A US source familiar with the White House’s plans for the trip described the Channel 10 report as “absolutely false.”
A senior administration official told The Times of Israel: “The president did invite leaders from across the American Jewish community to discuss and get input about his upcoming trip to Israel. He did not present a framework for peace talks.”
Added the official, “The president reiterated America’s unshakeable support for Israel and thanked the leaders for role they play in strengthening ties between the two nations. The president noted that the trip is not dedicated to resolving a specific policy issue, but is rather an opportunity to consult with the Israeli government about a broad range of issues – including Iran, Syria, the situation in the region, and the peace process. He also underscored that the trip is an opportunity for him to speak directly to the Israeli people about the history, interests, and values that we share.”
According to Channel 10, Obama told the Jewish leaders he intended to speak to the Israelis about peace with the Palestinians, and would make clear that “wanting peace is not enough.” He would be asking Israel “which tough steps it will be willing to take,” the TV report said.
The report twice repeated that while the president would not be bringing a specific plan, he did intend to present a “general framework.” The president’s remarks to the senior Jewish leaders, the TV report added, were not supposed to have been publicized.
A source familiar with what was said at the briefing told The Times of Israel that “The president started off the meeting by saying he has no intention of delivering a peace plan. That was flatly said.” As for the possibility he will bring a plan down the road, the source said, “There was no discussion about any sort of timeline.”
Another meeting participants said Obama thought prospects for peace were “bleak,” but added: “That doesn’t mean six or nine or 12 months from now we won’t be in the midst of a policy initiative.” He said he would tell the Israelis that “the prospects for peace continue to go through the Palestinians.”

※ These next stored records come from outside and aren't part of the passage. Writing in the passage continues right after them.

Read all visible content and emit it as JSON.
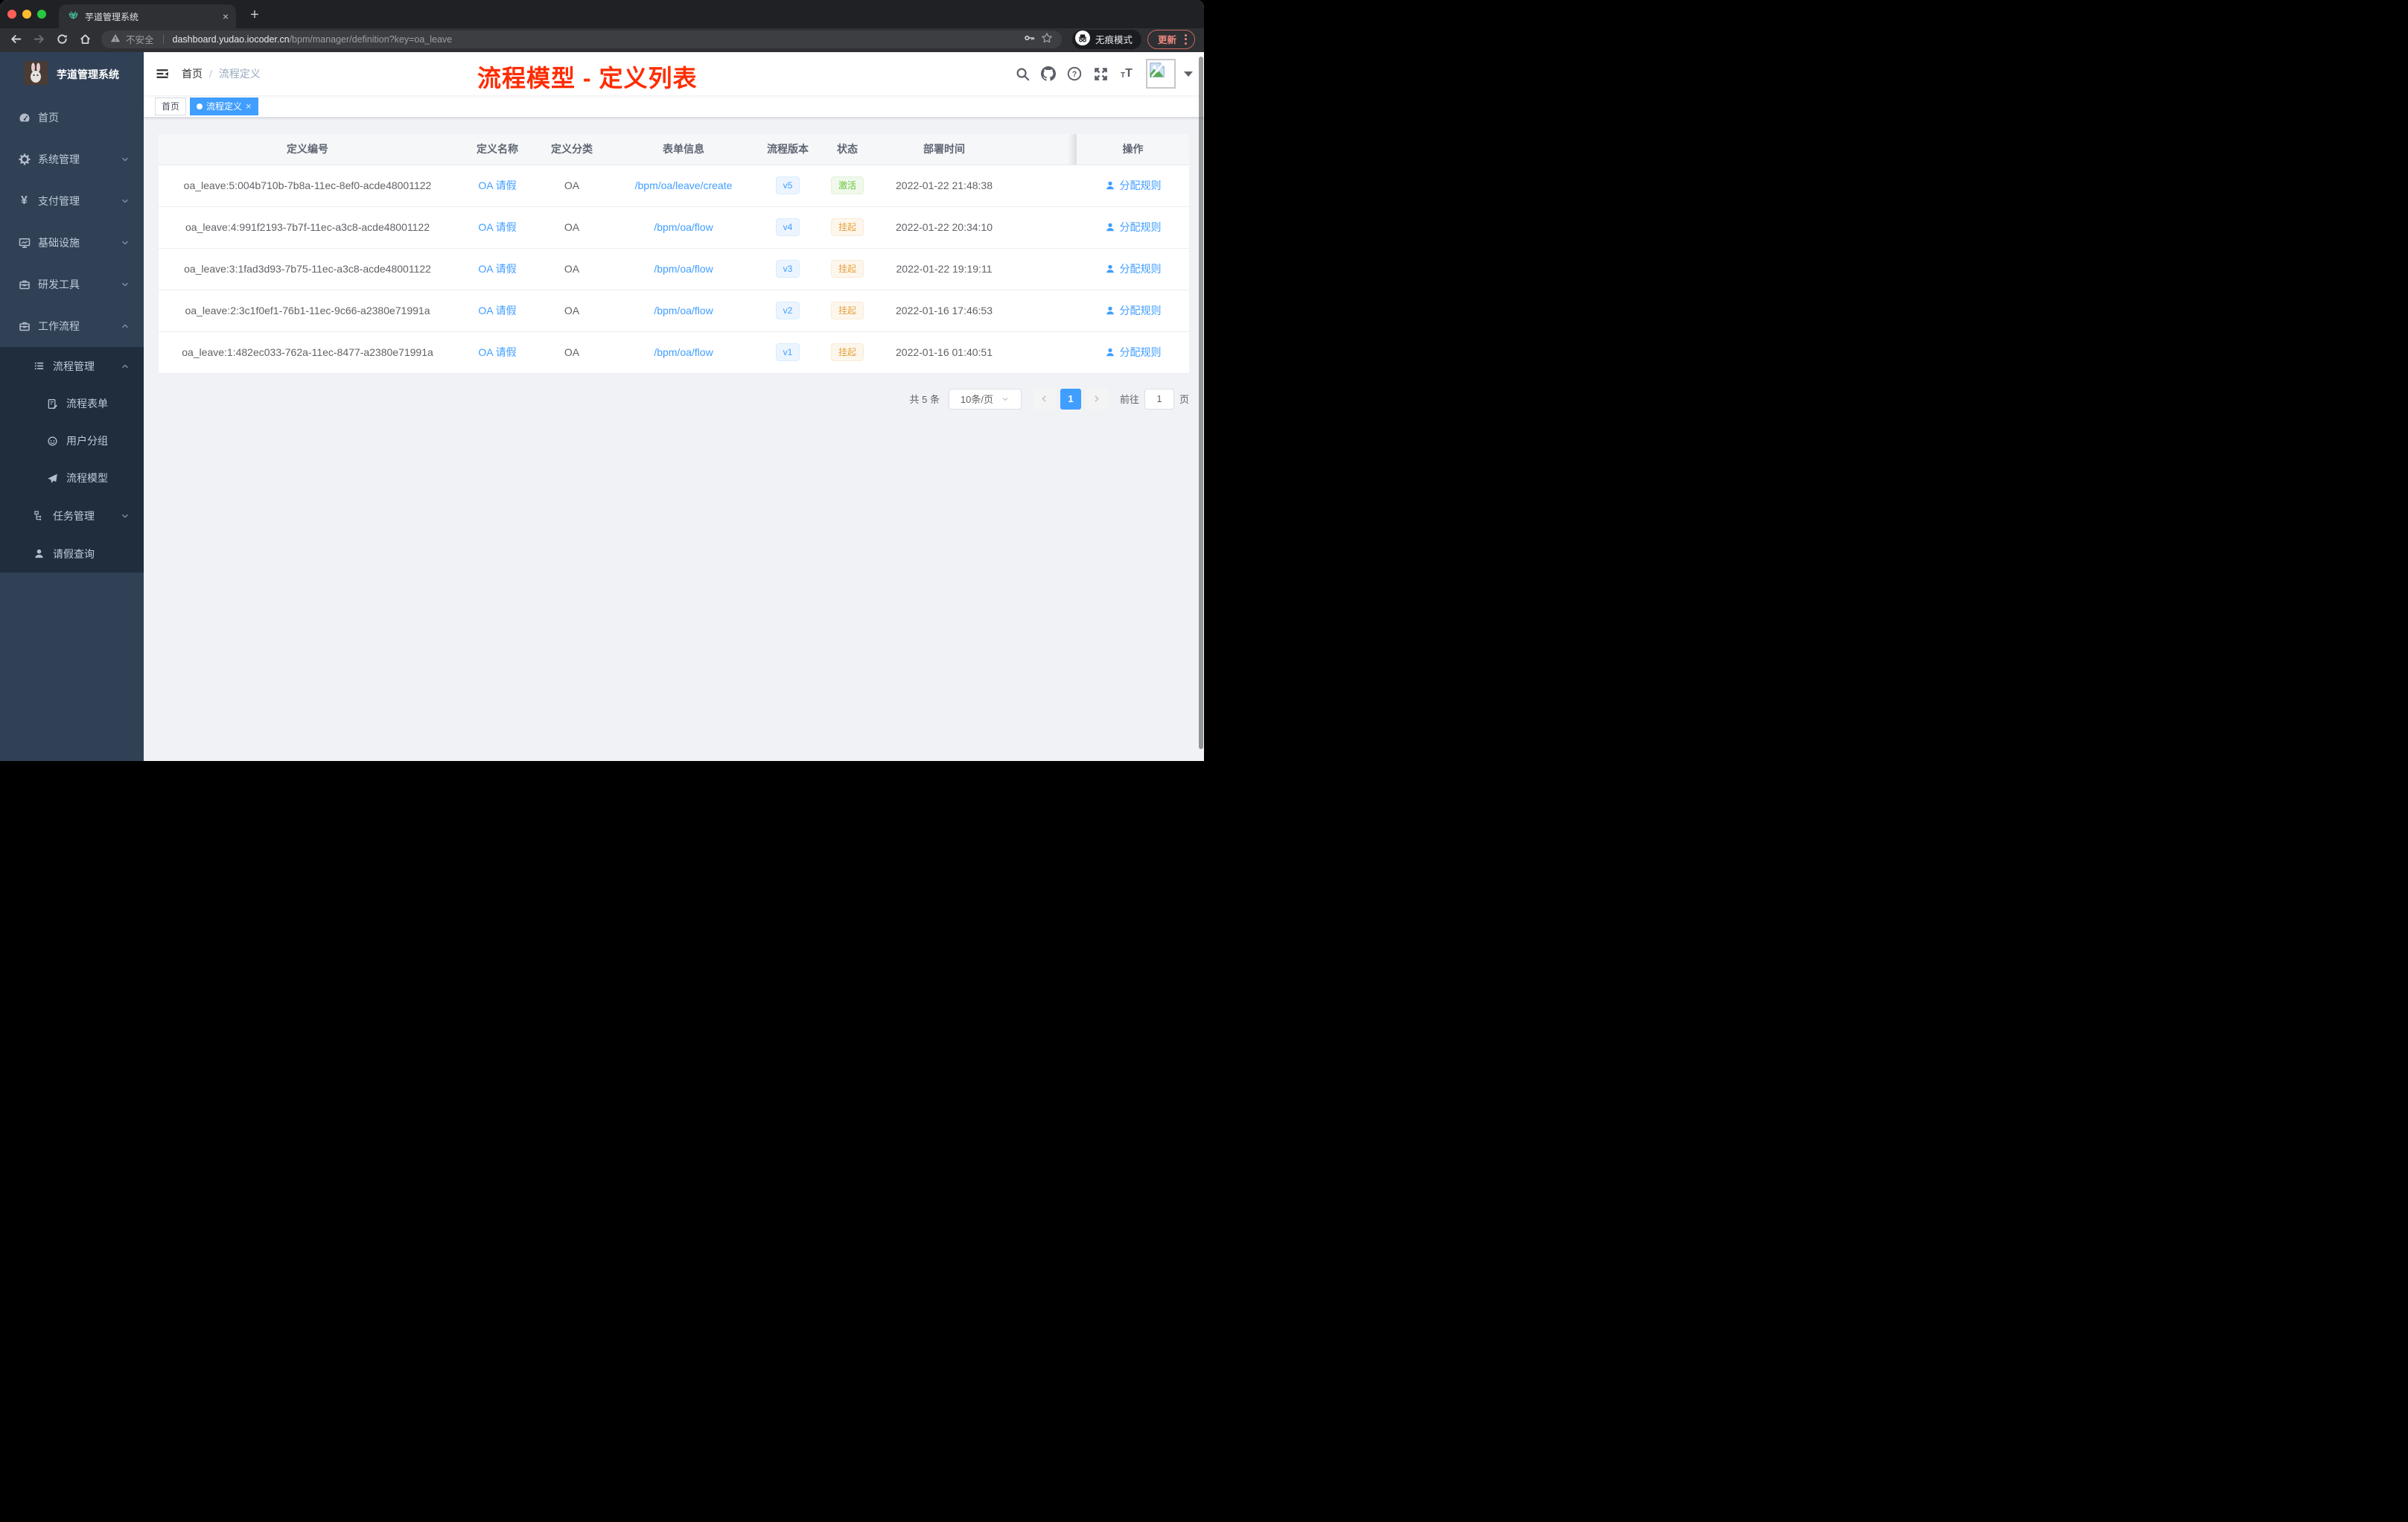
{
  "browser": {
    "tab": {
      "title": "芋道管理系统",
      "close_glyph": "×",
      "new_tab_glyph": "+"
    },
    "address": {
      "security_label": "不安全",
      "url_domain": "dashboard.yudao.iocoder.cn",
      "url_path": "/bpm/manager/definition?key=oa_leave"
    },
    "incognito_label": "无痕模式",
    "update_label": "更新"
  },
  "sidebar": {
    "title": "芋道管理系统",
    "items": [
      {
        "label": "首页"
      },
      {
        "label": "系统管理"
      },
      {
        "label": "支付管理"
      },
      {
        "label": "基础设施"
      },
      {
        "label": "研发工具"
      },
      {
        "label": "工作流程"
      },
      {
        "label": "流程管理"
      },
      {
        "label": "流程表单"
      },
      {
        "label": "用户分组"
      },
      {
        "label": "流程模型"
      },
      {
        "label": "任务管理"
      },
      {
        "label": "请假查询"
      }
    ]
  },
  "navbar": {
    "breadcrumb": {
      "home": "首页",
      "separator": "/",
      "current": "流程定义"
    },
    "annotation": "流程模型 - 定义列表"
  },
  "tags_view": {
    "tags": [
      {
        "label": "首页"
      },
      {
        "label": "流程定义"
      }
    ]
  },
  "table": {
    "columns": [
      "定义编号",
      "定义名称",
      "定义分类",
      "表单信息",
      "流程版本",
      "状态",
      "部署时间",
      "操作"
    ],
    "rows": [
      {
        "id": "oa_leave:5:004b710b-7b8a-11ec-8ef0-acde48001122",
        "name": "OA 请假",
        "category": "OA",
        "form": "/bpm/oa/leave/create",
        "version": "v5",
        "status": "激活",
        "time": "2022-01-22 21:48:38",
        "action": "分配规则"
      },
      {
        "id": "oa_leave:4:991f2193-7b7f-11ec-a3c8-acde48001122",
        "name": "OA 请假",
        "category": "OA",
        "form": "/bpm/oa/flow",
        "version": "v4",
        "status": "挂起",
        "time": "2022-01-22 20:34:10",
        "action": "分配规则"
      },
      {
        "id": "oa_leave:3:1fad3d93-7b75-11ec-a3c8-acde48001122",
        "name": "OA 请假",
        "category": "OA",
        "form": "/bpm/oa/flow",
        "version": "v3",
        "status": "挂起",
        "time": "2022-01-22 19:19:11",
        "action": "分配规则"
      },
      {
        "id": "oa_leave:2:3c1f0ef1-76b1-11ec-9c66-a2380e71991a",
        "name": "OA 请假",
        "category": "OA",
        "form": "/bpm/oa/flow",
        "version": "v2",
        "status": "挂起",
        "time": "2022-01-16 17:46:53",
        "action": "分配规则"
      },
      {
        "id": "oa_leave:1:482ec033-762a-11ec-8477-a2380e71991a",
        "name": "OA 请假",
        "category": "OA",
        "form": "/bpm/oa/flow",
        "version": "v1",
        "status": "挂起",
        "time": "2022-01-16 01:40:51",
        "action": "分配规则"
      }
    ]
  },
  "pagination": {
    "total": "共 5 条",
    "page_size": "10条/页",
    "current_page": "1",
    "goto_label": "前往",
    "goto_value": "1",
    "goto_suffix": "页"
  },
  "colors": {
    "accent_blue": "#409eff",
    "annotation_red": "#fe2c00",
    "status_active_green": "#67c23a",
    "status_suspended_orange": "#e6a23c",
    "sidebar_bg": "#304156",
    "submenu_bg": "#1f2d3d"
  }
}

There was no indication that Obama had suggested he would be bringing an initiative on the visit, or afterwards.
The White House briefing was meant to be off the record, but the Times of Israel has counted at least 25 Jewish leaders who attended the meeting, with different versions of what was said being reported in the media.
Besides Obama, White House staff in the meeting included Senior Advisor Valerie Jarrett, Deputy National Security Adviser for Strategic Communication Ben Rhodes and interim liaison to the Jewish community Zach Kelly.
Jewish groups represented in the meeting included the Jewish Federations of North America, the National Jewish Democratic Council, AIPAC, the Conference of Presidents, the American Jewish Committee, the Reform, Conservative and Orthodox movements, the Anti-Defamation League, B’nai Brith International, the World Jewish Congress, Jewish Women International, National Council of Jewish Women, J Street, the Jewish Council for Public Affairs, Hadassah, Americans for Peace Now and the Simon Wiesenthal Center.
JTA contributed to this report.